*Data for analysis*
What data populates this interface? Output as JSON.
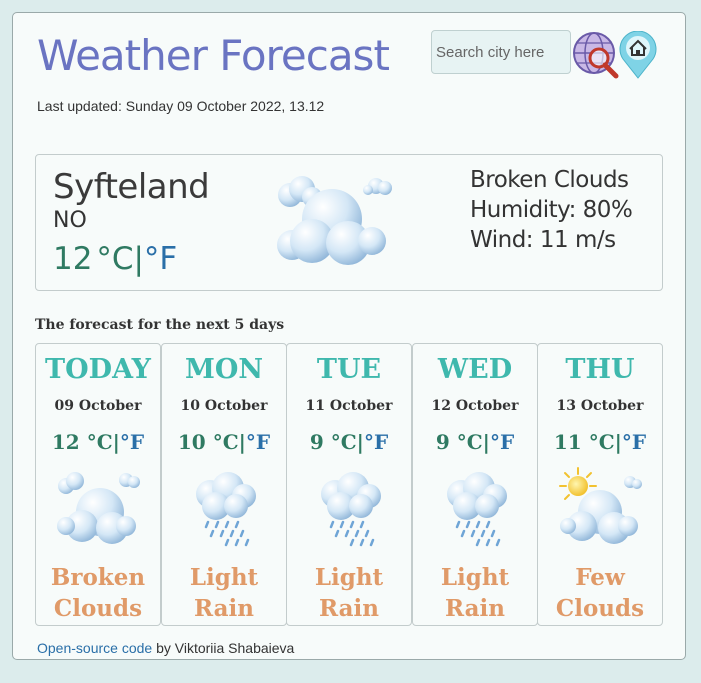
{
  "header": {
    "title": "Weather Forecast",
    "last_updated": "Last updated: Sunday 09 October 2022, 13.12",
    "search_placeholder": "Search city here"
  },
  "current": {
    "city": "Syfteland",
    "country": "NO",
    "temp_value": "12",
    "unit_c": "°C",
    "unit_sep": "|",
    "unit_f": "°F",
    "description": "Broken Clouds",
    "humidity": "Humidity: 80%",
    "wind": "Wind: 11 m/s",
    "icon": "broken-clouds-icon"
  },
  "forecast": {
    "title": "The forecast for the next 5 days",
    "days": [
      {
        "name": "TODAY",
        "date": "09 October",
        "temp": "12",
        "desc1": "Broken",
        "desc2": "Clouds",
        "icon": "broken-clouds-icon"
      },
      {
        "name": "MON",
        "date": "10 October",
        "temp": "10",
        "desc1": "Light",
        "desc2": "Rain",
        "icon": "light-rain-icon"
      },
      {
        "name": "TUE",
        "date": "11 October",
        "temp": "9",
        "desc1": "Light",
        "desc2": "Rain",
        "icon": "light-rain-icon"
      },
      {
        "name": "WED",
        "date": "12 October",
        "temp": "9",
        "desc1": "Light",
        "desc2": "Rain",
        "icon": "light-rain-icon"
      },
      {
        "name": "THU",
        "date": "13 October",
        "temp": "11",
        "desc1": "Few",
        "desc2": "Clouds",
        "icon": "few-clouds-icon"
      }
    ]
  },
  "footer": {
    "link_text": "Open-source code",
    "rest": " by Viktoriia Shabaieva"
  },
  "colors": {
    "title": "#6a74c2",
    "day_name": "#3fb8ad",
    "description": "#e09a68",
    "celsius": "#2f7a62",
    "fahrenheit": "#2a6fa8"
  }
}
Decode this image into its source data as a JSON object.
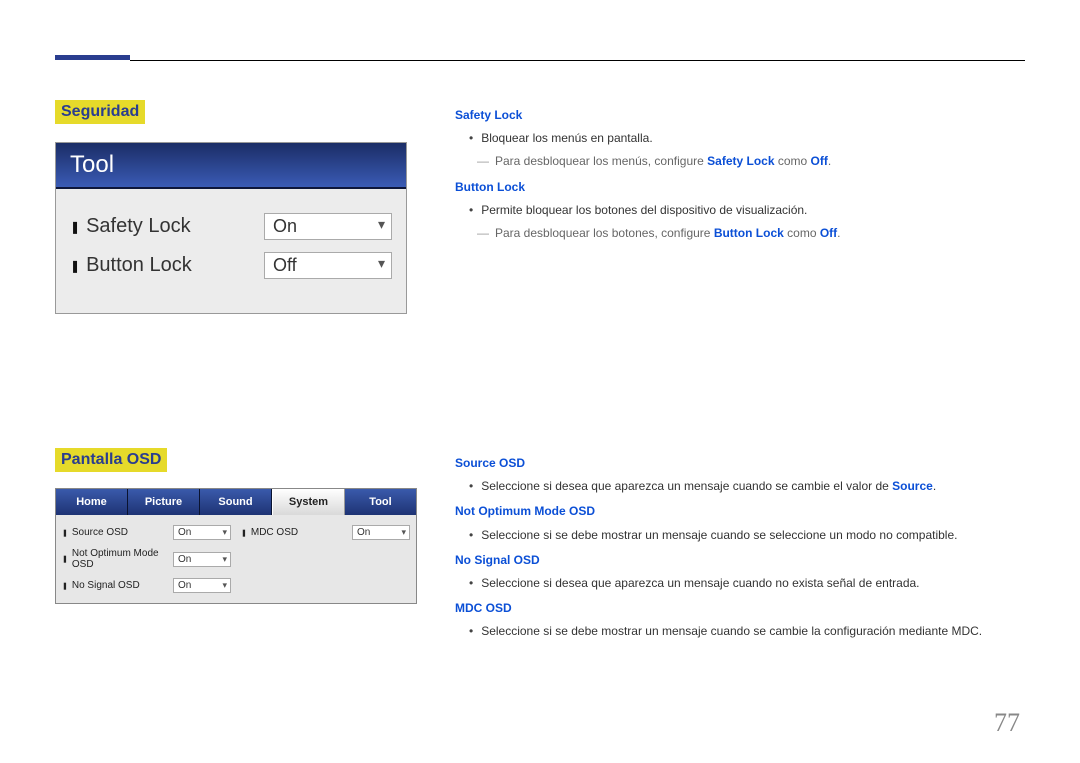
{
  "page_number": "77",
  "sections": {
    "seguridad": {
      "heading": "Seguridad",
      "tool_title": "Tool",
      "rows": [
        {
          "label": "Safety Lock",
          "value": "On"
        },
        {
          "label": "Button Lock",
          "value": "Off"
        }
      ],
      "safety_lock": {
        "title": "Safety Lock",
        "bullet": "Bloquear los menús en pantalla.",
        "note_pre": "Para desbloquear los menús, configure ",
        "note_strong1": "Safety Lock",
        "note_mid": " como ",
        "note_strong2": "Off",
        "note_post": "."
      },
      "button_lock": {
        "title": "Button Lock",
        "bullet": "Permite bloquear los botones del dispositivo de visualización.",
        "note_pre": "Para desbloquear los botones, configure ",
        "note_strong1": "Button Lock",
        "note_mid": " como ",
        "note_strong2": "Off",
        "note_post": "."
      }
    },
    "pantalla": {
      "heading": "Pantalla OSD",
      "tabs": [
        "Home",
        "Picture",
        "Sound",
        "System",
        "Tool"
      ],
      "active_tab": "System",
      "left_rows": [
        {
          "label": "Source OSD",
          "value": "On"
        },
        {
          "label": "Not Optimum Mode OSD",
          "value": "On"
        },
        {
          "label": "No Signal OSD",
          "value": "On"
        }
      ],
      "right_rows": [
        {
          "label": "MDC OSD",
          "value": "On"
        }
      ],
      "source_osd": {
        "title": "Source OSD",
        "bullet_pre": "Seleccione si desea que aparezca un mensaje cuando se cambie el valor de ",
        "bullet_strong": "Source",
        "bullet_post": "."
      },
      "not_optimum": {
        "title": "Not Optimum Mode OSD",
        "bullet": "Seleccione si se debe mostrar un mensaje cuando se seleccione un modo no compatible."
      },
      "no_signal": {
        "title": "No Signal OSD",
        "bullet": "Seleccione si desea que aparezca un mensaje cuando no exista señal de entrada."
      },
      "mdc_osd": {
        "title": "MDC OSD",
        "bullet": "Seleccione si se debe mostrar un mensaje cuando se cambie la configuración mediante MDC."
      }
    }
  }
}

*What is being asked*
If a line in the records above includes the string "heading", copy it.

*Answer to the problem*
      "heading": "Seguridad",
      "heading": "Pantalla OSD",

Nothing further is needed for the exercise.